That means believers often meet in secret, even in groups of two or three. Defectors from North Korea have described imprisonment or death for Christians who have been caught practicing their faith.
Pray that God will protect North Korean Christians meeting in secret, and that he will bless the efforts of outsiders trying to reach the population through radio programs and other covert means of communication. Pray for light to shine in the darkness.
3. Pray for Somalia
This east African nation of 16 million people has been in the news this year for terrorist bombings, protracted war, and now fears of famine during the country’s worst drought in 40 years. As many as two-thirds of children and pregnant women arriving in displacement camps are acutely malnourished and many have died. Pray for God’s mercy and help to a population facing severe physical needs and ongoing violence.
A spiritual famine afflicts Somalia as well. Out of the estimated 0.3% of the population who are Christians, many are people from other countries. Indigenous Christians face severe persecution and threats for converting to Christianity from Islam.
Pray for protection for Christians in danger, and for their perseverance in the faith. Pray also for more Somalis to hear and embrace the gospel of Jesus Christ.
4. Pray for Libya
Islam is the state religion in this north African country of 6.9 million. After the downfall of dictator Muammar Qaddafi in 2011, the country descended into civil war. A 2020 ceasefire brought some hope for an easing of hostilities, but the country continues to face uncertainty.
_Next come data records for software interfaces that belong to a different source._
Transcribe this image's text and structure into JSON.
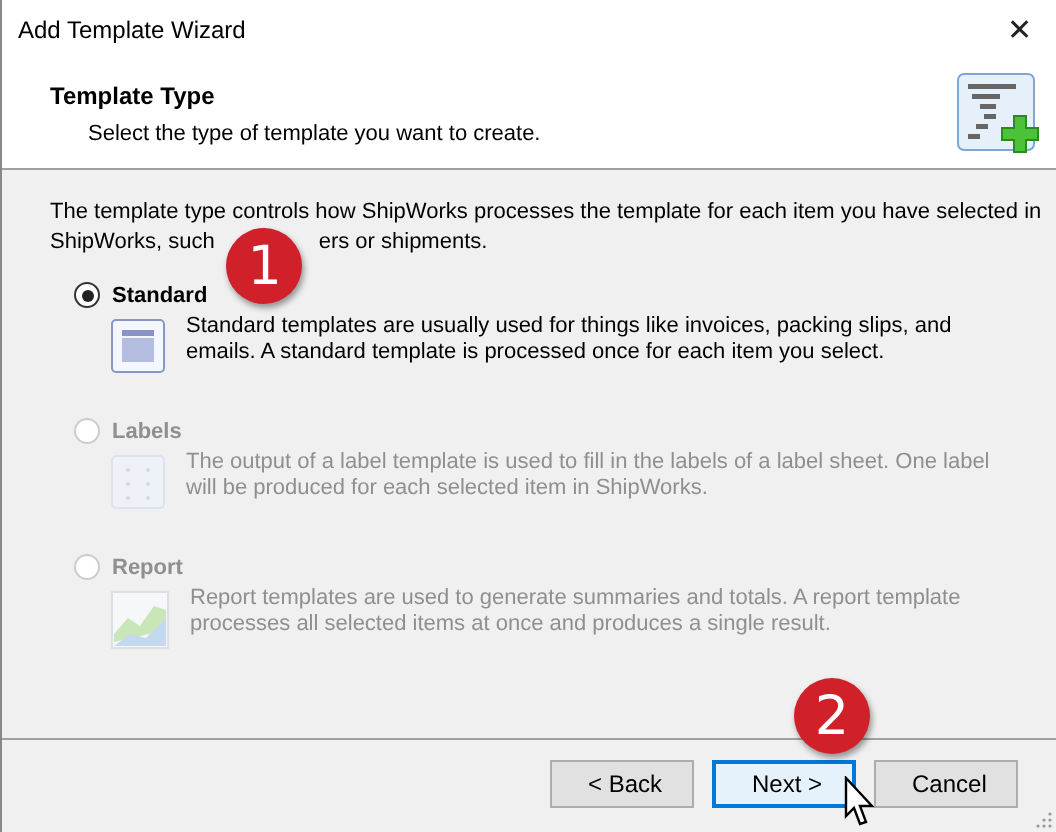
{
  "window": {
    "title": "Add Template Wizard",
    "close": "✕"
  },
  "header": {
    "title": "Template Type",
    "subtitle": "Select the type of template you want to create."
  },
  "intro": {
    "line_1": "The template type controls how ShipWorks processes the template for each item you have selected in",
    "line_2_start": "ShipWorks, such",
    "line_2_end": "ers or shipments."
  },
  "options": [
    {
      "label": "Standard",
      "selected": true,
      "disabled": false,
      "description": "Standard templates are usually used for things like invoices, packing slips, and emails. A standard template is processed once for each item you select."
    },
    {
      "label": "Labels",
      "selected": false,
      "disabled": true,
      "description": "The output of a label template is used to fill in the labels of a label sheet. One label will be produced for each selected item in ShipWorks."
    },
    {
      "label": "Report",
      "selected": false,
      "disabled": true,
      "description": "Report templates are used to generate summaries and totals.  A report template processes all selected items at once and produces a single result."
    }
  ],
  "buttons": [
    {
      "label": "< Back",
      "focused": false
    },
    {
      "label": "Next >",
      "focused": true
    },
    {
      "label": "Cancel",
      "focused": false
    }
  ],
  "callouts": [
    "1",
    "2"
  ]
}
Christians in Libya have faced persecution and martyrdom for their faith. According to Open Doors: “When a person in Libya leaves Islam to follow Christ, they face immense pressure from their families to renounce their faith. Their neighbors and the rest of the community ostracizes them, and they can be left homeless, jobless and alone.” The report adds: “Targeted kidnappings and executions are always a possibility for believers. To be a ‘safe’ Christian in Libya is to live a secret life of faith.”
Pray for protection, growth, and grace for Libyans living a secret life of faith. Pray also for God’s help for Christian migrant workers who arrive in Libya seeking jobs or passage to other countries.
5. Pray for Yemen
Though Yemen doesn’t pop up in news feeds as much as other countries, the small country on the Arabian peninsula is home to one of the largest humanitarian crises in the world. After years of war, one relief agency estimates that 80% of Yemen’s population needs some form of emergency aid.
A Christian worker in the region told Radical that a few thousand Christians live in the country of 30 million. Much of the church’s growth has happened over the last decade, but many key leaders have left Yemen because of the ongoing civil war. With little access to good teaching, many Yemeni Christians lack biblical community, and those who do attend churches face arrest and imprisonment if discovered by authorities.
Pray for discipleship resources to reach new believers. Pray for leadership training, and for trained church leaders to remain safe. Pray for Yemeni people to have work to provide for their families and to preserve their dignity.
“While being a Christian is very dangerous in Yemen,” says the Christian worker from the region, “most believers are undiscipled and are taking great risks for a faith they still know very little about.
We join in hopeful prayer and praise, for whether it’s by a mustard seed or by millions, Christ’s kingdom is still growing in some of the hardest places.